"I looked through a few and unfortunately these small refracting telescopes will make it very hard to love astronomy. The common reaction when looking through a semi-decent telescope for the first time is something like: Wow! This telescope will be met with silence as you try really hard to aim a shaky mount, focus soft lenses and see what is in the colour-shifted image. Canadian Tire sometimes does stock a nice 6"+ aperture reflecting telescope. Look for those instead! With an instrument like that there hundreds of space objects ranging from cool to jaw dropping within reach. Celestron is not a bad brand for Astronomy, they do make some good and excellent scopes as well. Here are some tips for first time telescope buyers:
- Visit a free local astronomy club star party, say wow as you count rings on Jupiter and learn some about what to get.
- The colourful pictures on the box of a telescope are not what you see through your scope, almost any scope. Those are long exposure photographs. The night sky is dim, gorgeous, but dim and mostly in black and white, some planets excluded. Get an idea of what you can see with what telescope on a site called 'Astronomy Sketch of the Day'
- Small telescopes will often boast very high magnifications (600x etc.). The weak optics and shaky mount will never actually make you be able to use these kind of magnifications. Aperture or diameter of the telescope is much, much more important. Most things in the sky are dimmer than they are small. No serious scope is flaunting high magnification...

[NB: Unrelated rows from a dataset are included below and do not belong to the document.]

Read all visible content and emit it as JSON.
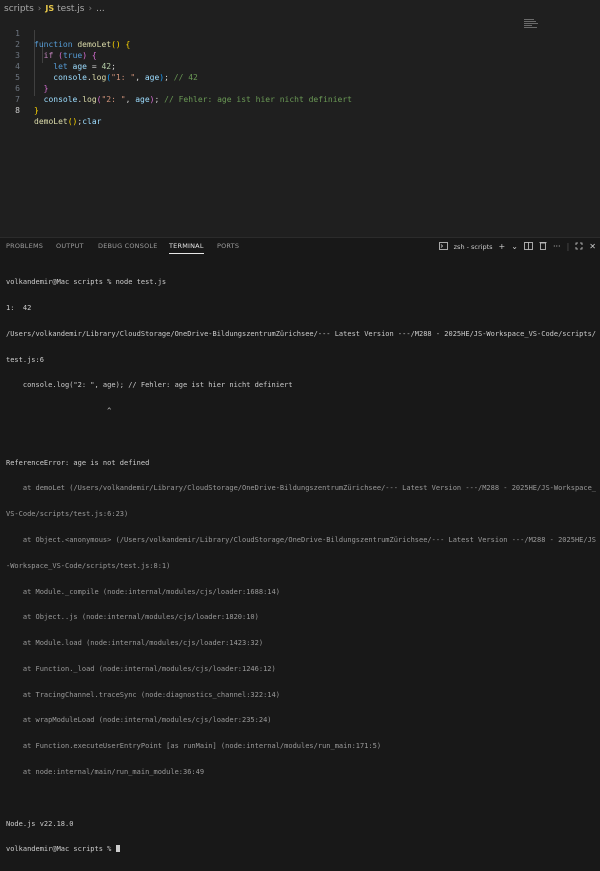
{
  "breadcrumb": {
    "folder": "scripts",
    "file_badge": "JS",
    "file": "test.js",
    "symbol": "..."
  },
  "editor": {
    "lines": [
      {
        "n": "1"
      },
      {
        "n": "2"
      },
      {
        "n": "3"
      },
      {
        "n": "4"
      },
      {
        "n": "5"
      },
      {
        "n": "6"
      },
      {
        "n": "7"
      },
      {
        "n": "8"
      }
    ],
    "code": {
      "l1_kw": "function",
      "l1_fn": "demoLet",
      "l1_paren": "()",
      "l1_brace": "{",
      "l2_kw": "if",
      "l2_cond": "true",
      "l2_brace": "{",
      "l3_kw": "let",
      "l3_var": "age",
      "l3_eq": " = ",
      "l3_num": "42",
      "l4_obj": "console",
      "l4_fn": "log",
      "l4_str": "\"1: \"",
      "l4_var": "age",
      "l4_cmt": "// 42",
      "l5_brace": "}",
      "l6_obj": "console",
      "l6_fn": "log",
      "l6_str": "\"2: \"",
      "l6_var": "age",
      "l6_cmt": "// Fehler: age ist hier nicht definiert",
      "l7_brace": "}",
      "l8_fn": "demoLet",
      "l8_rest": "clar"
    }
  },
  "panel": {
    "tabs": [
      "PROBLEMS",
      "OUTPUT",
      "DEBUG CONSOLE",
      "TERMINAL",
      "PORTS"
    ],
    "active_tab": "TERMINAL",
    "terminal_name": "zsh - scripts",
    "add_glyph": "+",
    "icons": [
      "terminal-icon",
      "add-icon",
      "chevron-down-icon",
      "split-icon",
      "trash-icon",
      "more-icon",
      "maximize-icon",
      "close-icon"
    ]
  },
  "terminal": {
    "lines": [
      "volkandemir@Mac scripts % node test.js",
      "1:  42",
      "/Users/volkandemir/Library/CloudStorage/OneDrive-BildungszentrumZürichsee/--- Latest Version ---/M288 - 2025HE/JS-Workspace_VS-Code/scripts/",
      "test.js:6",
      "    console.log(\"2: \", age); // Fehler: age ist hier nicht definiert",
      "                        ^",
      "",
      "ReferenceError: age is not defined",
      "    at demoLet (/Users/volkandemir/Library/CloudStorage/OneDrive-BildungszentrumZürichsee/--- Latest Version ---/M288 - 2025HE/JS-Workspace_",
      "VS-Code/scripts/test.js:6:23)",
      "    at Object.<anonymous> (/Users/volkandemir/Library/CloudStorage/OneDrive-BildungszentrumZürichsee/--- Latest Version ---/M288 - 2025HE/JS",
      "-Workspace_VS-Code/scripts/test.js:8:1)",
      "    at Module._compile (node:internal/modules/cjs/loader:1688:14)",
      "    at Object..js (node:internal/modules/cjs/loader:1820:10)",
      "    at Module.load (node:internal/modules/cjs/loader:1423:32)",
      "    at Function._load (node:internal/modules/cjs/loader:1246:12)",
      "    at TracingChannel.traceSync (node:diagnostics_channel:322:14)",
      "    at wrapModuleLoad (node:internal/modules/cjs/loader:235:24)",
      "    at Function.executeUserEntryPoint [as runMain] (node:internal/modules/run_main:171:5)",
      "    at node:internal/main/run_main_module:36:49",
      "",
      "Node.js v22.18.0",
      "volkandemir@Mac scripts % "
    ]
  }
}
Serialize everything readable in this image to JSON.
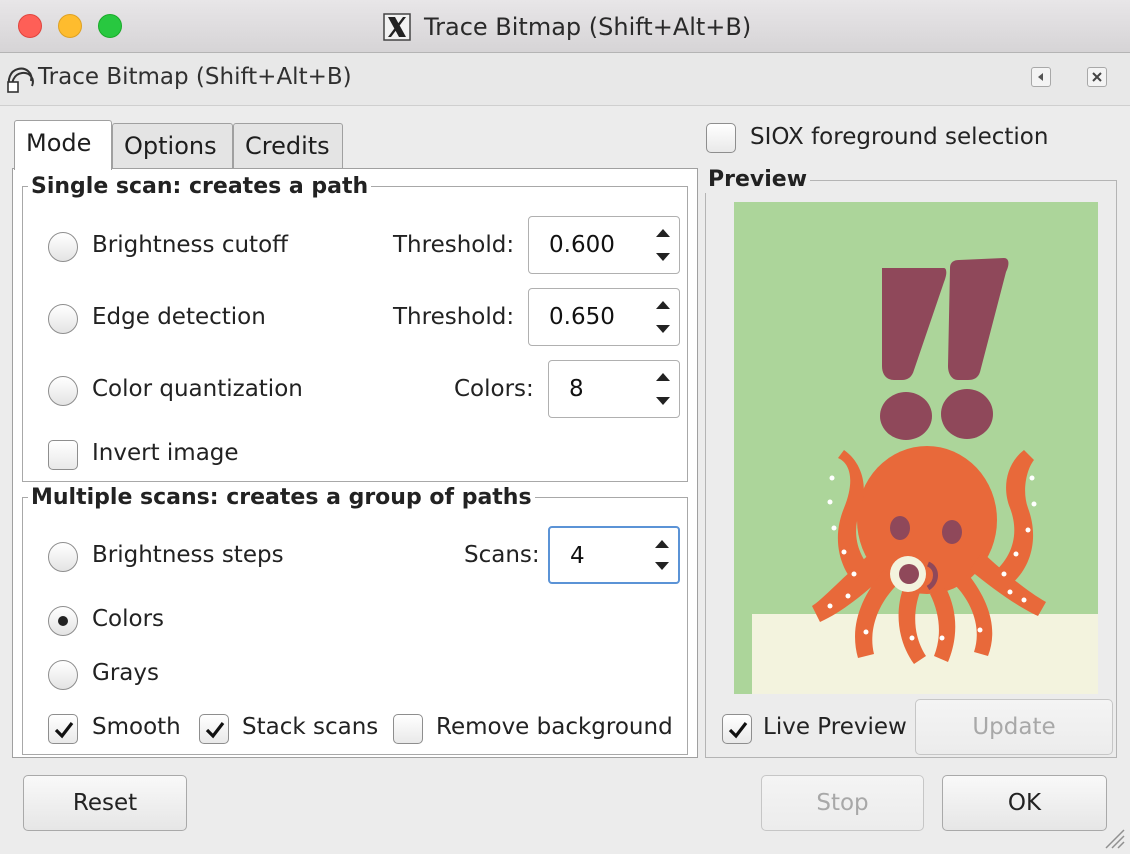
{
  "window": {
    "title": "Trace Bitmap (Shift+Alt+B)",
    "dock_title": "Trace Bitmap (Shift+Alt+B)"
  },
  "tabs": [
    {
      "label": "Mode",
      "active": true
    },
    {
      "label": "Options",
      "active": false
    },
    {
      "label": "Credits",
      "active": false
    }
  ],
  "single_scan": {
    "legend": "Single scan: creates a path",
    "brightness_cutoff": {
      "label": "Brightness cutoff",
      "param_label": "Threshold:",
      "value": "0.600",
      "selected": false
    },
    "edge_detection": {
      "label": "Edge detection",
      "param_label": "Threshold:",
      "value": "0.650",
      "selected": false
    },
    "color_quantization": {
      "label": "Color quantization",
      "param_label": "Colors:",
      "value": "8",
      "selected": false
    },
    "invert_image": {
      "label": "Invert image",
      "checked": false
    }
  },
  "multiple_scans": {
    "legend": "Multiple scans: creates a group of paths",
    "brightness_steps": {
      "label": "Brightness steps",
      "param_label": "Scans:",
      "value": "4",
      "selected": false
    },
    "colors": {
      "label": "Colors",
      "selected": true
    },
    "grays": {
      "label": "Grays",
      "selected": false
    },
    "smooth": {
      "label": "Smooth",
      "checked": true
    },
    "stack_scans": {
      "label": "Stack scans",
      "checked": true
    },
    "remove_background": {
      "label": "Remove background",
      "checked": false
    }
  },
  "siox": {
    "label": "SIOX foreground selection",
    "checked": false
  },
  "preview": {
    "legend": "Preview",
    "live_preview": {
      "label": "Live Preview",
      "checked": true
    },
    "update_label": "Update",
    "colors": {
      "background": "#acd59a",
      "floor": "#f3f3de",
      "octopus": "#e8693a",
      "marks": "#8f485a",
      "spots": "#ffffff"
    }
  },
  "buttons": {
    "reset": "Reset",
    "stop": "Stop",
    "ok": "OK"
  },
  "icons": {
    "app": "x11-icon",
    "dock": "trace-bitmap-icon",
    "dock_controls": [
      "collapse-icon",
      "close-icon"
    ]
  }
}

- If you are on a budget, consider getting binoculars instead of a telescope. Again, aperture is much more than magnification. Look for something between 7x and 9x, 50mm and more aperture."